U.S. Classification552/234, 423/531, 423/101, 75/724, 210/688, 75/722
International ClassificationC02F1/28, C02F1/62, C22B43/00, C02F1/52
Cooperative ClassificationC02F1/288, C02F1/283, C02F1/5272
European ClassificationC02F1/52K, C02F1/28L, C02F1/28D
Legal Events
DateCodeEventDescription
Jan 21, 1982ASAssignment
Owner name: CIBA-GEIGY CORPORATION
Free format text: MERGER;ASSIGNOR:TOMS RIVER CHEMICAL CORPORATION;REEL/FRAME:003947/0757
Effective date: 19811102
Owner name: CIBA-GEIGY CORPORATION, A CORP. OF N.Y.

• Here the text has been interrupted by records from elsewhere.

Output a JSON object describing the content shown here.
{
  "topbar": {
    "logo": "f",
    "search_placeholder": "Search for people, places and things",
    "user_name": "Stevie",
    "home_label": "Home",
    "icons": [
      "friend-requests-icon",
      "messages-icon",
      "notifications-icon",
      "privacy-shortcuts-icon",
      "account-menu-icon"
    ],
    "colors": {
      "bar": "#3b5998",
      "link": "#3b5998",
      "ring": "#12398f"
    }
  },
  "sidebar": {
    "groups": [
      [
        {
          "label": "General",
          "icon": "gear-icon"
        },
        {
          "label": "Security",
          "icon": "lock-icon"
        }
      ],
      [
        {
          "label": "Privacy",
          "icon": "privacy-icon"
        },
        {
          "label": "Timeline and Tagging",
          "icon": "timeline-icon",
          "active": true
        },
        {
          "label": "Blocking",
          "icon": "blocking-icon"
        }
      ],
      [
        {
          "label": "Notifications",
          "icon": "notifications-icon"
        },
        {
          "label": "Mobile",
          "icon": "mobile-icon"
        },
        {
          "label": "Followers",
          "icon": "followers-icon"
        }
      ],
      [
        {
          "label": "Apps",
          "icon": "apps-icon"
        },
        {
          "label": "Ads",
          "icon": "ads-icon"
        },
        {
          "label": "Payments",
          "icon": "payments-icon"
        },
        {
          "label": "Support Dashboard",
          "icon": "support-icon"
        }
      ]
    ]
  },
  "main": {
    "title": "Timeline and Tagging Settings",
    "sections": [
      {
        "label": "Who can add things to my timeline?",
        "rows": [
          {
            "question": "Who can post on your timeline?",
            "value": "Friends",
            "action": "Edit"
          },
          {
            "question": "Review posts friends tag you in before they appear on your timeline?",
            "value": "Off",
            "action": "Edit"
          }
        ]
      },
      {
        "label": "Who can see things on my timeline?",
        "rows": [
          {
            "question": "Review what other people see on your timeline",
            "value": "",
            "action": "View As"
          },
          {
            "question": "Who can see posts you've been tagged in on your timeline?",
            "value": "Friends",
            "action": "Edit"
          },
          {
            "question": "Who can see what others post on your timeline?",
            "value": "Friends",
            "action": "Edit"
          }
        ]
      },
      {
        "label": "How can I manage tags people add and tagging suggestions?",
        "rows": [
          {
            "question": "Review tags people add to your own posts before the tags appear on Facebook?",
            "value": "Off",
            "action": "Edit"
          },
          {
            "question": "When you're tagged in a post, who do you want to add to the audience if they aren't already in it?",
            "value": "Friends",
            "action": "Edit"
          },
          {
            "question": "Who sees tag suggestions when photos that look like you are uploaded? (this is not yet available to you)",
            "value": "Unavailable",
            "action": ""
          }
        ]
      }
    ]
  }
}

Free format text: MERGER;ASSIGNOR:TOMS RIVER CHEMICAL CORPORATION;REEL/FRAME:004124/0150
Effective date: 19811022
Owner name: CIBA-GEIGY CORPORATION, NEW YORK